* **WHAT YOU WILL DO**: Without altering anything, repeat each of the records.

[Dataset rows describing interfaces]
■ ■ ■ ■

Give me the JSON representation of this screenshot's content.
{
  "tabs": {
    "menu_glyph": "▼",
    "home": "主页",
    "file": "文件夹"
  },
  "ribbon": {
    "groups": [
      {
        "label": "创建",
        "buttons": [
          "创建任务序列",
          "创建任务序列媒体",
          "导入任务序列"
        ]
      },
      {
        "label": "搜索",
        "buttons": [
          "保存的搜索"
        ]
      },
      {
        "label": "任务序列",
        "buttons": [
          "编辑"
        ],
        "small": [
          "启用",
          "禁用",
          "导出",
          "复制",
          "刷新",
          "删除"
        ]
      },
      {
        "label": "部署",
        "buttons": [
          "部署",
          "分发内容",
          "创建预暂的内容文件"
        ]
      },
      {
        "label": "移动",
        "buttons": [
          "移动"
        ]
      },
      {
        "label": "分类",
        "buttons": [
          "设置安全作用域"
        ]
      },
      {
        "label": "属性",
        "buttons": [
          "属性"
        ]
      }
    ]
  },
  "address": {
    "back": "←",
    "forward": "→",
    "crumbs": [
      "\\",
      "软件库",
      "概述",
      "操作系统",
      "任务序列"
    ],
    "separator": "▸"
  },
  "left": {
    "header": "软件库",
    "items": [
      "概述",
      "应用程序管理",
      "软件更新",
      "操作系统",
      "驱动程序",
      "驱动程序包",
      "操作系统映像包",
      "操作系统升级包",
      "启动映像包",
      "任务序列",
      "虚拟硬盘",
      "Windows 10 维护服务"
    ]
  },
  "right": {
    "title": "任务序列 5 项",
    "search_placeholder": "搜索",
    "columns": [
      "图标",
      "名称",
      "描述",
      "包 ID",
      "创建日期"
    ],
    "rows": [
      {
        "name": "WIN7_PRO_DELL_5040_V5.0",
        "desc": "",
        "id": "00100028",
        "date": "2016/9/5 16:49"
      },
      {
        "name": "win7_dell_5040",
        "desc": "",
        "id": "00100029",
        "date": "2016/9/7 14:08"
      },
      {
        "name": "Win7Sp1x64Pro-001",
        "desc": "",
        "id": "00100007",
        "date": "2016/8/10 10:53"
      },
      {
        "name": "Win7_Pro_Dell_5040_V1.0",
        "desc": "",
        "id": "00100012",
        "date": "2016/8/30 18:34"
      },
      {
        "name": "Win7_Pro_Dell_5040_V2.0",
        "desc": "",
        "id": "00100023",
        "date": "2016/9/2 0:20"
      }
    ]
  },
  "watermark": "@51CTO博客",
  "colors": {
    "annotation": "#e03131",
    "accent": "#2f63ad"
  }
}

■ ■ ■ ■

* **RESULT FOR THIS EXERCISE**:
Give me the JSON representation of this screenshot's content.
{
  "tabs": {
    "menu_glyph": "▼",
    "home": "主页",
    "file": "文件夹"
  },
  "ribbon": {
    "groups": [
      {
        "label": "创建",
        "buttons": [
          "创建任务序列",
          "创建任务序列媒体",
          "导入任务序列"
        ]
      },
      {
        "label": "搜索",
        "buttons": [
          "保存的搜索"
        ]
      },
      {
        "label": "任务序列",
        "buttons": [
          "编辑"
        ],
        "small": [
          "启用",
          "禁用",
          "导出",
          "复制",
          "刷新",
          "删除"
        ]
      },
      {
        "label": "部署",
        "buttons": [
          "部署",
          "分发内容",
          "创建预暂的内容文件"
        ]
      },
      {
        "label": "移动",
        "buttons": [
          "移动"
        ]
      },
      {
        "label": "分类",
        "buttons": [
          "设置安全作用域"
        ]
      },
      {
        "label": "属性",
        "buttons": [
          "属性"
        ]
      }
    ]
  },
  "address": {
    "back": "←",
    "forward": "→",
    "crumbs": [
      "\\",
      "软件库",
      "概述",
      "操作系统",
      "任务序列"
    ],
    "separator": "▸"
  },
  "left": {
    "header": "软件库",
    "items": [
      "概述",
      "应用程序管理",
      "软件更新",
      "操作系统",
      "驱动程序",
      "驱动程序包",
      "操作系统映像包",
      "操作系统升级包",
      "启动映像包",
      "任务序列",
      "虚拟硬盘",
      "Windows 10 维护服务"
    ]
  },
  "right": {
    "title": "任务序列 5 项",
    "search_placeholder": "搜索",
    "columns": [
      "图标",
      "名称",
      "描述",
      "包 ID",
      "创建日期"
    ],
    "rows": [
      {
        "name": "WIN7_PRO_DELL_5040_V5.0",
        "desc": "",
        "id": "00100028",
        "date": "2016/9/5 16:49"
      },
      {
        "name": "win7_dell_5040",
        "desc": "",
        "id": "00100029",
        "date": "2016/9/7 14:08"
      },
      {
        "name": "Win7Sp1x64Pro-001",
        "desc": "",
        "id": "00100007",
        "date": "2016/8/10 10:53"
      },
      {
        "name": "Win7_Pro_Dell_5040_V1.0",
        "desc": "",
        "id": "00100012",
        "date": "2016/8/30 18:34"
      },
      {
        "name": "Win7_Pro_Dell_5040_V2.0",
        "desc": "",
        "id": "00100023",
        "date": "2016/9/2 0:20"
      }
    ]
  },
  "watermark": "@51CTO博客",
  "colors": {
    "annotation": "#e03131",
    "accent": "#2f63ad"
  }
}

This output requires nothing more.